- [Your assignment]: Give the number of lines in the entries that contain "label". State only the count.
==================================================
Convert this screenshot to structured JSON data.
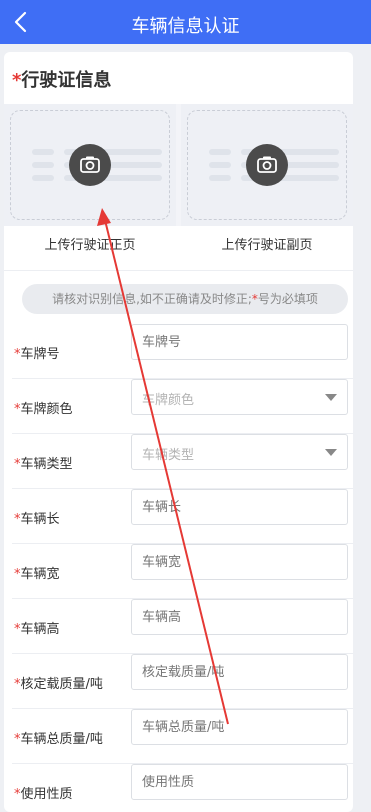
{
  "header": {
    "title": "车辆信息认证",
    "back_icon": "chevron-left-icon"
  },
  "section": {
    "title_required": "*",
    "title": "行驶证信息"
  },
  "photos": [
    {
      "caption": "上传行驶证正页",
      "icon": "camera-icon"
    },
    {
      "caption": "上传行驶证副页",
      "icon": "camera-icon"
    }
  ],
  "notice": {
    "before": "请核对识别信息,如不正确请及时修正;",
    "star": "*",
    "after": "号为必填项"
  },
  "fields": [
    {
      "label": "车牌号",
      "placeholder": "车牌号",
      "type": "input"
    },
    {
      "label": "车牌颜色",
      "placeholder": "车牌颜色",
      "type": "select"
    },
    {
      "label": "车辆类型",
      "placeholder": "车辆类型",
      "type": "select"
    },
    {
      "label": "车辆长",
      "placeholder": "车辆长",
      "type": "input"
    },
    {
      "label": "车辆宽",
      "placeholder": "车辆宽",
      "type": "input"
    },
    {
      "label": "车辆高",
      "placeholder": "车辆高",
      "type": "input"
    },
    {
      "label": "核定载质量/吨",
      "placeholder": "核定载质量/吨",
      "type": "input"
    },
    {
      "label": "车辆总质量/吨",
      "placeholder": "车辆总质量/吨",
      "type": "input"
    },
    {
      "label": "使用性质",
      "placeholder": "使用性质",
      "type": "input"
    }
  ],
  "required_mark": "*",
  "colors": {
    "header_bg": "#3f6ef5",
    "required": "#e53935",
    "annotation": "#e53935"
  }
}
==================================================
- [Response area]: 9